[Website and app data records]
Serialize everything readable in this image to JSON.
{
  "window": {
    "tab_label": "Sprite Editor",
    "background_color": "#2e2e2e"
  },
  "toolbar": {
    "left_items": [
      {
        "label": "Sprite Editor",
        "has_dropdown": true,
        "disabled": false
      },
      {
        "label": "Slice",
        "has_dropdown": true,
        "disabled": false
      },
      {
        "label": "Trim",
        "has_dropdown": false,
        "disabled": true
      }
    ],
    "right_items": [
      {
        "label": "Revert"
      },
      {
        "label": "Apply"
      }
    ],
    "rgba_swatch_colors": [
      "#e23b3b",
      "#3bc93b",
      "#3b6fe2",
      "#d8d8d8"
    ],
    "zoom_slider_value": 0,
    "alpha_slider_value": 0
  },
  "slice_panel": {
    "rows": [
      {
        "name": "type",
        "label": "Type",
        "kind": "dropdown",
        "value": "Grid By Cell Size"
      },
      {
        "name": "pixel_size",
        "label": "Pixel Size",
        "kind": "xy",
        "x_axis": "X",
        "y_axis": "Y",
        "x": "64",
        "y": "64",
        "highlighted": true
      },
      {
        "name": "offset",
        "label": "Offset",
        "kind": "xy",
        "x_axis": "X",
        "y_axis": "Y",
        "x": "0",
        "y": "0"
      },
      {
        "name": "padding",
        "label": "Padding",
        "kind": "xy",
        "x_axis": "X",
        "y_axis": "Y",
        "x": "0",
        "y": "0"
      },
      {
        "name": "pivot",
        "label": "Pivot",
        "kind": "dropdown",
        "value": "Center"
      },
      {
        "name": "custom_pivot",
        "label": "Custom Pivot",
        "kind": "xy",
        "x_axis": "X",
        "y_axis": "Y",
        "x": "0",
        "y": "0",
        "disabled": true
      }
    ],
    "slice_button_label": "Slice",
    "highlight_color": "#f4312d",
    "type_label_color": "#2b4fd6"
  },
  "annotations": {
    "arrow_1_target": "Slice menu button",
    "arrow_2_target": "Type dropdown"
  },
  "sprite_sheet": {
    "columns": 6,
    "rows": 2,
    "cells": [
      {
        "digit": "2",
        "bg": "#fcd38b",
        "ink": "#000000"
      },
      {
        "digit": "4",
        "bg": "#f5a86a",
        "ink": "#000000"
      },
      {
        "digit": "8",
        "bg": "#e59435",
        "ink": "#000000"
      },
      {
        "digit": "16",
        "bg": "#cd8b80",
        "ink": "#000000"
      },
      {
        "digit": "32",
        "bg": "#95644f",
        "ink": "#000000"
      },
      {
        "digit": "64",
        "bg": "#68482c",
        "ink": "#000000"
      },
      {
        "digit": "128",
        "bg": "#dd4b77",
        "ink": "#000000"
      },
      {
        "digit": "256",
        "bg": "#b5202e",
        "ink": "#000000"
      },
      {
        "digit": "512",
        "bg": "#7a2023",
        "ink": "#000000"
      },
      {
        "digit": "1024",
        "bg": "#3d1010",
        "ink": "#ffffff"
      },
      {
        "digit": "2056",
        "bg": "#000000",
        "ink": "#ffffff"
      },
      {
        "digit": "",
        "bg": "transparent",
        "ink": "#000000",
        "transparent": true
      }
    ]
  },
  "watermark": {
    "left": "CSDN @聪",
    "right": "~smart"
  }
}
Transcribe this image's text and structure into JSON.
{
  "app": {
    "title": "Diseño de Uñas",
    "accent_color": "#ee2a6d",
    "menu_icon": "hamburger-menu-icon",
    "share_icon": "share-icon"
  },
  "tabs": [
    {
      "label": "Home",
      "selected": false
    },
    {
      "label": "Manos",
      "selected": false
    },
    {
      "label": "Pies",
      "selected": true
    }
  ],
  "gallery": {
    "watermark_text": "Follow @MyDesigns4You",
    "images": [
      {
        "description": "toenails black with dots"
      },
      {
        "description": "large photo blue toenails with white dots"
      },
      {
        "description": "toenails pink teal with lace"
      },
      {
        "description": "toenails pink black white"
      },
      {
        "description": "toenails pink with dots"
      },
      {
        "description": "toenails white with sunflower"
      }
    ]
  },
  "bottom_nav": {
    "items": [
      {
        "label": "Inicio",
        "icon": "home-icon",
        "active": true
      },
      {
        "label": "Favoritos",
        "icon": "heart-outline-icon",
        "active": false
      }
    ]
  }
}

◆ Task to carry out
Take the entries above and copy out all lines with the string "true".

◆ Task response
        "has_dropdown": true,
        "has_dropdown": true,
        "disabled": true
        "highlighted": true
        "disabled": true
        "transparent": true
      "selected": true
        "active": true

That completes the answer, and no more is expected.